■ **About this exercise**: Retype each of the records below exactly, leaving the pictures out.
[[ Records supplied open ]]
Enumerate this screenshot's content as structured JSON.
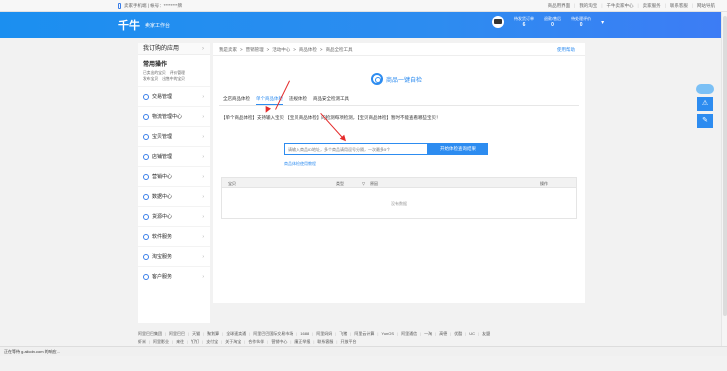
{
  "topbar": {
    "left_text": "卖家手机端 | 帐号：********牌",
    "links": [
      "商品用界面",
      "我的淘宝",
      "千牛卖家中心",
      "卖家服务",
      "联系客服",
      "网站导航"
    ]
  },
  "header": {
    "logo": "千牛",
    "subtitle": "卖家工作台",
    "stats": [
      {
        "label": "待发货订单",
        "value": "6"
      },
      {
        "label": "退款/售后",
        "value": "0"
      },
      {
        "label": "待处理评价",
        "value": "0"
      }
    ]
  },
  "sidebar": {
    "head": "我订购的应用",
    "common_title": "常用操作",
    "common_rows": [
      [
        "已卖出的宝贝",
        "评价管理"
      ],
      [
        "发布宝贝",
        "出售中的宝贝"
      ]
    ],
    "items": [
      "交易管理",
      "物流管理中心",
      "宝贝管理",
      "店铺管理",
      "营销中心",
      "数据中心",
      "货源中心",
      "软件服务",
      "淘宝服务",
      "客户服务"
    ]
  },
  "main": {
    "breadcrumb": [
      "我是卖家",
      "营销管理",
      "活动中心",
      "商品体检",
      "商品全检工具"
    ],
    "help": "使用帮助",
    "brand": "商品一键自检",
    "tabs": [
      "全店商品体检",
      "单个商品体检",
      "违规体检",
      "商品安全检测工具"
    ],
    "active_tab": 1,
    "notice": "【单个商品体检】支持输入宝贝 【宝贝商品体检】的检测每项检测，【宝贝商品体检】暂时不能查看哪些宝贝！",
    "input_placeholder": "请输入商品ID地址，多个商品请用逗号分隔，一次最多5个",
    "start_button": "开始体检查询结果",
    "tutorial": "商品体检使用教程",
    "table": {
      "headers": [
        "宝贝",
        "类型",
        "原因",
        "操作"
      ],
      "empty": "没有数据"
    }
  },
  "footer": {
    "row1": [
      "阿里巴巴集团",
      "阿里巴巴",
      "天猫",
      "聚划算",
      "全球速卖通",
      "阿里巴巴国际交易市场",
      "1688",
      "阿里妈妈",
      "飞猪",
      "阿里云计算",
      "YunOS",
      "阿里通信",
      "一淘",
      "高德",
      "优酷",
      "UC",
      "友盟"
    ],
    "row2": [
      "虾米",
      "阿里影业",
      "来往",
      "钉钉",
      "支付宝",
      "关于淘宝",
      "合作伙伴",
      "营销中心",
      "廉正举报",
      "联系客服",
      "开放平台"
    ]
  },
  "status": {
    "text": "正在等待 g.alicdn.com 的响应..."
  },
  "colors": {
    "accent": "#2d8cf0",
    "arrow": "#e52b2b"
  }
}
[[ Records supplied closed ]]
■ **Solution to the exercise**:
Enumerate this screenshot's content as structured JSON.
{
  "topbar": {
    "left_text": "卖家手机端 | 帐号：********牌",
    "links": [
      "商品用界面",
      "我的淘宝",
      "千牛卖家中心",
      "卖家服务",
      "联系客服",
      "网站导航"
    ]
  },
  "header": {
    "logo": "千牛",
    "subtitle": "卖家工作台",
    "stats": [
      {
        "label": "待发货订单",
        "value": "6"
      },
      {
        "label": "退款/售后",
        "value": "0"
      },
      {
        "label": "待处理评价",
        "value": "0"
      }
    ]
  },
  "sidebar": {
    "head": "我订购的应用",
    "common_title": "常用操作",
    "common_rows": [
      [
        "已卖出的宝贝",
        "评价管理"
      ],
      [
        "发布宝贝",
        "出售中的宝贝"
      ]
    ],
    "items": [
      "交易管理",
      "物流管理中心",
      "宝贝管理",
      "店铺管理",
      "营销中心",
      "数据中心",
      "货源中心",
      "软件服务",
      "淘宝服务",
      "客户服务"
    ]
  },
  "main": {
    "breadcrumb": [
      "我是卖家",
      "营销管理",
      "活动中心",
      "商品体检",
      "商品全检工具"
    ],
    "help": "使用帮助",
    "brand": "商品一键自检",
    "tabs": [
      "全店商品体检",
      "单个商品体检",
      "违规体检",
      "商品安全检测工具"
    ],
    "active_tab": 1,
    "notice": "【单个商品体检】支持输入宝贝 【宝贝商品体检】的检测每项检测，【宝贝商品体检】暂时不能查看哪些宝贝！",
    "input_placeholder": "请输入商品ID地址，多个商品请用逗号分隔，一次最多5个",
    "start_button": "开始体检查询结果",
    "tutorial": "商品体检使用教程",
    "table": {
      "headers": [
        "宝贝",
        "类型",
        "原因",
        "操作"
      ],
      "empty": "没有数据"
    }
  },
  "footer": {
    "row1": [
      "阿里巴巴集团",
      "阿里巴巴",
      "天猫",
      "聚划算",
      "全球速卖通",
      "阿里巴巴国际交易市场",
      "1688",
      "阿里妈妈",
      "飞猪",
      "阿里云计算",
      "YunOS",
      "阿里通信",
      "一淘",
      "高德",
      "优酷",
      "UC",
      "友盟"
    ],
    "row2": [
      "虾米",
      "阿里影业",
      "来往",
      "钉钉",
      "支付宝",
      "关于淘宝",
      "合作伙伴",
      "营销中心",
      "廉正举报",
      "联系客服",
      "开放平台"
    ]
  },
  "status": {
    "text": "正在等待 g.alicdn.com 的响应..."
  },
  "colors": {
    "accent": "#2d8cf0",
    "arrow": "#e52b2b"
  }
}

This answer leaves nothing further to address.